RIC commemoration not appropriate - victims' descendant
Cyril Jones agrees with Clare mayor Cathal Crowe’s boycotting of RIC commemoration
Cyril Jones at home in Miltown Malbay, Co Clare with a piece of the diningroom table that has a Black and Tan bullet hole from the War of Independence. Photograph: Eamon Ward for The Irish Times
A six-inch-long fragment of timber hangs framed on the wall of Cyril Jones’s sittingroom in Miltown Malbay, coupled with a handwritten note from his deceased mother, Katherine, about a night of violence almost a century ago.
The fragment comes from a kitchen table taken from the ruins of his father’s home and business in the Clare town after it was burned by a combined force of Royal Irish Constabulary and Black and Tans on September 22nd, 1920.
Six RIC officers had been killed earlier in the day by IRA members in a carefully planned ambush at Dromin Hill in Rineen, led by Ignatius O’Neill, who had served in the trenches with the Irish Guards during the first World War.
A certain amount of it is all right, as long as it’s done in a dignified way without going overboard
Shots were fired into the Joneses’ house and shop, before it was set alight. John “Jackie” Jones, the IRA’s local head of intelligence, and his family fled out the back door, hiding in the fields while the house burned.
While it is important to remember the past, the commemoration planned by the State in Dublin Castle is not the appropriate way to remember the RIC, Mr Jones told The Irish Times.
“Personally, I wouldn’t attend something like that. I would acknowledge that something has to be done. A certain amount of it is all right, as long as it’s done in a dignified way without going overboard,” said Mr Jones.
“I would support Cathal Crowe. His attitude towards this would be my attitude as well. I wouldn’t be talking too much about it and making it into a big deal. I’d acknowledge that it happened, all right, but in a dignified way.”
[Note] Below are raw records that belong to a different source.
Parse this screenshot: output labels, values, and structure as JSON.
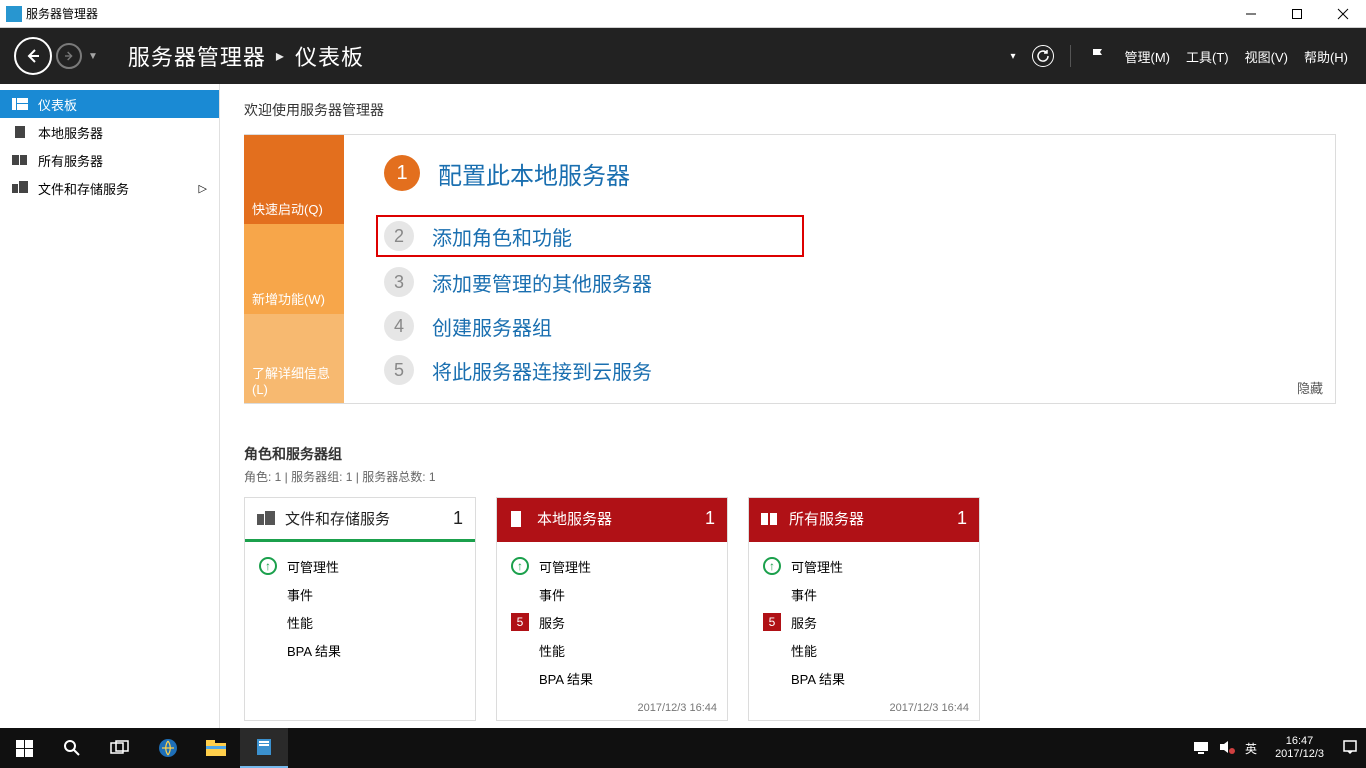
{
  "window": {
    "title": "服务器管理器"
  },
  "breadcrumb": {
    "root": "服务器管理器",
    "page": "仪表板"
  },
  "header_menus": {
    "manage": "管理(M)",
    "tools": "工具(T)",
    "view": "视图(V)",
    "help": "帮助(H)"
  },
  "sidebar": {
    "items": [
      {
        "label": "仪表板",
        "icon": "dashboard",
        "active": true
      },
      {
        "label": "本地服务器",
        "icon": "server",
        "active": false
      },
      {
        "label": "所有服务器",
        "icon": "servers",
        "active": false
      },
      {
        "label": "文件和存储服务",
        "icon": "storage",
        "active": false,
        "expandable": true
      }
    ]
  },
  "welcome": {
    "label": "欢迎使用服务器管理器"
  },
  "quickstart": {
    "tabs": [
      {
        "label": "快速启动(Q)"
      },
      {
        "label": "新增功能(W)"
      },
      {
        "label": "了解详细信息(L)"
      }
    ],
    "steps": [
      {
        "n": "1",
        "label": "配置此本地服务器"
      },
      {
        "n": "2",
        "label": "添加角色和功能"
      },
      {
        "n": "3",
        "label": "添加要管理的其他服务器"
      },
      {
        "n": "4",
        "label": "创建服务器组"
      },
      {
        "n": "5",
        "label": "将此服务器连接到云服务"
      }
    ],
    "hide": "隐藏"
  },
  "roles": {
    "title": "角色和服务器组",
    "subtitle": "角色: 1 | 服务器组: 1 | 服务器总数: 1",
    "tiles": [
      {
        "title": "文件和存储服务",
        "count": "1",
        "style": "green",
        "rows": [
          {
            "ind": "up",
            "label": "可管理性"
          },
          {
            "ind": "",
            "label": "事件"
          },
          {
            "ind": "",
            "label": "性能"
          },
          {
            "ind": "",
            "label": "BPA 结果"
          }
        ],
        "timestamp": ""
      },
      {
        "title": "本地服务器",
        "count": "1",
        "style": "red",
        "rows": [
          {
            "ind": "up",
            "label": "可管理性"
          },
          {
            "ind": "",
            "label": "事件"
          },
          {
            "ind": "5",
            "label": "服务"
          },
          {
            "ind": "",
            "label": "性能"
          },
          {
            "ind": "",
            "label": "BPA 结果"
          }
        ],
        "timestamp": "2017/12/3 16:44"
      },
      {
        "title": "所有服务器",
        "count": "1",
        "style": "red",
        "rows": [
          {
            "ind": "up",
            "label": "可管理性"
          },
          {
            "ind": "",
            "label": "事件"
          },
          {
            "ind": "5",
            "label": "服务"
          },
          {
            "ind": "",
            "label": "性能"
          },
          {
            "ind": "",
            "label": "BPA 结果"
          }
        ],
        "timestamp": "2017/12/3 16:44"
      }
    ]
  },
  "taskbar": {
    "ime": "英",
    "time": "16:47",
    "date": "2017/12/3"
  }
}
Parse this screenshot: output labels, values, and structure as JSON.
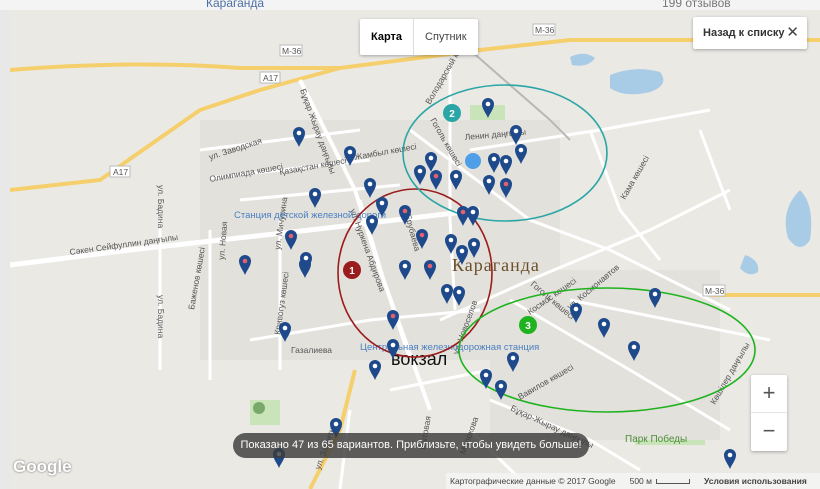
{
  "header": {
    "place_link": "Караганда",
    "reviews": "199 отзывов"
  },
  "map_type": {
    "map": "Карта",
    "satellite": "Спутник"
  },
  "back_button": {
    "label": "Назад к списку",
    "close_glyph": "✕"
  },
  "zoom": {
    "in_glyph": "+",
    "out_glyph": "−"
  },
  "status_toast": "Показано 47 из 65 вариантов. Приблизьте, чтобы увидеть больше!",
  "google_logo": "Google",
  "attribution": {
    "map_data": "Картографические данные © 2017 Google",
    "scale": "500 м",
    "terms": "Условия использования"
  },
  "city_label": "Караганда",
  "annotation_text": "вокзал",
  "clusters": [
    {
      "number": "1",
      "color": "#9b1c1c"
    },
    {
      "number": "2",
      "color": "#2aa6a6"
    },
    {
      "number": "3",
      "color": "#1fb31f"
    }
  ],
  "colors": {
    "marker": "#1e4a8c",
    "marker_dot_white": "#ffffff",
    "marker_dot_red": "#e4606d",
    "road": "#ffffff",
    "highway": "#f5cf6b",
    "water": "#a8cbe6",
    "park": "#c9e4b8"
  },
  "road_labels": {
    "m36_a": "M-36",
    "m36_b": "M-36",
    "m36_c": "M-36",
    "a17_a": "A17",
    "a17_b": "A17",
    "zavodskaya": "ул. Заводская",
    "olimpiada": "Олимпиада көшесі",
    "kazakhstan": "Қазақстан көшесі",
    "zhambyl": "Жамбыл көшесі",
    "seifullin": "Сәкен Сейфуллин даңғылы",
    "badina_1": "ул. Бадина",
    "badina_2": "ул. Бадина",
    "novaya": "ул. Новая",
    "bazhenov": "Баженов көшесі",
    "michurina": "ул. Мичурина",
    "krivogyz": "Кривогуз көшесі",
    "gazalieva": "Газалиева",
    "bukhar_zhyrau": "Бұқар Жырау даңғылы",
    "bukhar_zhyrau_2": "Бұқар-Жырау даңғылы",
    "lenin": "Ленин даңғылы",
    "gogol_1": "Гоголь көшесі",
    "gogol_2": "Гоголь көшесі",
    "volodarsky": "Володарский көшесі",
    "erubayeva": "Ерубаева",
    "nurken": "ул. Нуркена Абдирова",
    "novoselov": "ул. Новоселов",
    "kosmonavtov": "ул. Космонавтов",
    "vavilova": "Вавилов көшесі",
    "kosmos": "Космос көшесі",
    "keshiler": "Көшілер даңғылы",
    "kama": "Кама көшесі",
    "molokova": "Молокова",
    "bytovaya": "Бытовая",
    "zashitnaya": "ул. Защитная"
  },
  "poi": {
    "station_detskoy": "Станция детской железной дороги",
    "central_station": "Центральная железнодорожная станция",
    "park_pobedy": "Парк Победы"
  }
}
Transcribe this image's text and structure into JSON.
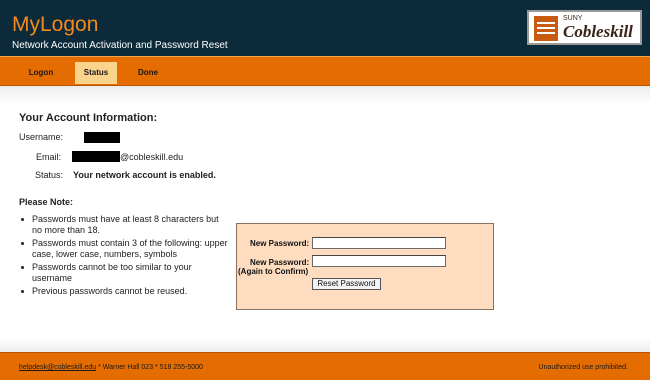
{
  "header": {
    "app_title": "MyLogon",
    "subtitle": "Network Account Activation and Password Reset",
    "logo_prefix": "SUNY",
    "logo_name": "Cobleskill"
  },
  "nav": {
    "tabs": [
      {
        "label": "Logon",
        "active": false
      },
      {
        "label": "Status",
        "active": true
      },
      {
        "label": "Done",
        "active": false
      }
    ]
  },
  "account": {
    "title": "Your Account Information:",
    "username_label": "Username:",
    "email_label": "Email:",
    "email_domain": "@cobleskill.edu",
    "status_label": "Status:",
    "status_value": "Your network account is enabled."
  },
  "notes": {
    "title": "Please Note:",
    "items": [
      "Passwords must have at least 8 characters but no more than 18.",
      "Passwords must contain 3 of the following: upper case, lower case, numbers, symbols",
      "Passwords cannot be too similar to your username",
      "Previous passwords cannot be reused."
    ]
  },
  "reset_form": {
    "new_password_label": "New Password:",
    "confirm_label_line1": "New Password:",
    "confirm_label_line2": "(Again to Confirm)",
    "submit_label": "Reset Password"
  },
  "footer": {
    "email_link": "helpdesk@cobleskill.edu",
    "contact": " * Warner Hall 023 * 518 255-5000",
    "notice": "Unauthorized use prohibited."
  },
  "colors": {
    "header_bg": "#0c2a3a",
    "accent": "#e46c00",
    "title_orange": "#f48a1c",
    "active_tab": "#fbd38a",
    "form_bg": "#fddcc0"
  }
}
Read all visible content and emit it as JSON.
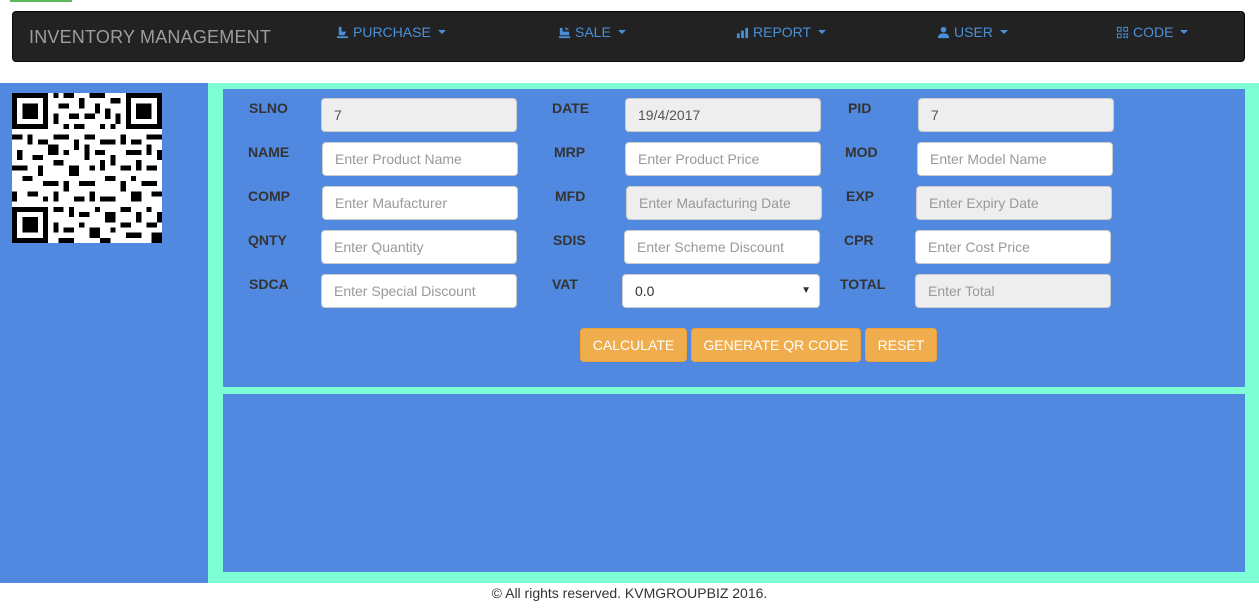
{
  "navbar": {
    "brand": "INVENTORY MANAGEMENT",
    "items": [
      {
        "label": "PURCHASE",
        "icon": "purchase-icon"
      },
      {
        "label": "SALE",
        "icon": "sale-icon"
      },
      {
        "label": "REPORT",
        "icon": "report-icon"
      },
      {
        "label": "USER",
        "icon": "user-icon"
      },
      {
        "label": "CODE",
        "icon": "qrcode-icon"
      }
    ]
  },
  "form": {
    "slno": {
      "label": "SLNO",
      "value": "7"
    },
    "date": {
      "label": "DATE",
      "value": "19/4/2017"
    },
    "pid": {
      "label": "PID",
      "value": "7"
    },
    "name": {
      "label": "NAME",
      "placeholder": "Enter Product Name"
    },
    "mrp": {
      "label": "MRP",
      "placeholder": "Enter Product Price"
    },
    "mod": {
      "label": "MOD",
      "placeholder": "Enter Model Name"
    },
    "comp": {
      "label": "COMP",
      "placeholder": "Enter Maufacturer"
    },
    "mfd": {
      "label": "MFD",
      "placeholder": "Enter Maufacturing Date"
    },
    "exp": {
      "label": "EXP",
      "placeholder": "Enter Expiry Date"
    },
    "qnty": {
      "label": "QNTY",
      "placeholder": "Enter Quantity"
    },
    "sdis": {
      "label": "SDIS",
      "placeholder": "Enter Scheme Discount"
    },
    "cpr": {
      "label": "CPR",
      "placeholder": "Enter Cost Price"
    },
    "sdca": {
      "label": "SDCA",
      "placeholder": "Enter Special Discount"
    },
    "vat": {
      "label": "VAT",
      "value": "0.0"
    },
    "total": {
      "label": "TOTAL",
      "placeholder": "Enter Total"
    }
  },
  "buttons": {
    "calculate": "CALCULATE",
    "generate": "GENERATE QR CODE",
    "reset": "RESET"
  },
  "footer": "© All rights reserved. KVMGROUPBIZ 2016.",
  "colors": {
    "accent": "#f0ad4e",
    "panel": "#5089df",
    "frame": "#7fffd4",
    "navbar": "#222222"
  }
}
It’s only in the last 20 or 30 years that we are starting to hear about this properly
Four years ago, Mr Jones welcomed relations of the six RIC members killed at Rineen at the 95th anniversary commemoration.
“It was explained to them that there were no hard feelings. It all happened in a dignified way,” said Mr Jones.
“It’s part of our history but it was never on the curriculum going to school. It’s only in the last 20 or 30 years that we are starting to hear about this properly. It should be recorded, it shouldn’t be brushed under the carpet.”
The burning was a heavy blow for the family. “All their worldly possessions were destroyed except for a table, with a bullet hole in it from a shot fired into the house by the RIC, which was rescued from the burning building by neighbours.
“They had to start all over again. I don’t know how they managed to rebuild, to be honest, they wouldn’t have had much money. All of those people had to start from scratch again.”
The RIC and Black and Tans had “plenty of drink taken before they arrived” and opened with indiscriminate fire. “All the people on our street ran out their back doors and out into the fields to hide for the night,” he said.
There is a difference between a proper historical understanding and a commemoration
“They [RIC and the Black and Tans] really went on the rampage after that. They moved on to Lahinch and on to Ennistymon. There were an awful lot of atrocities committed that night.”
Clare historian and War of Independence scholar Dr Tomás Mac Conmara says the RIC should be acknowledged, but not commemorated because it was “responsible for a pretty brutal attempt to suppress the drive for independence”.
“It seems counter-intuitive to me for the Irish State to celebrate an organisation that, if it was successful, would have prevented independence,” said Dr Mac Conmara. “There is a difference between a proper historical understanding and a commemoration. What is planned is a commemoration.”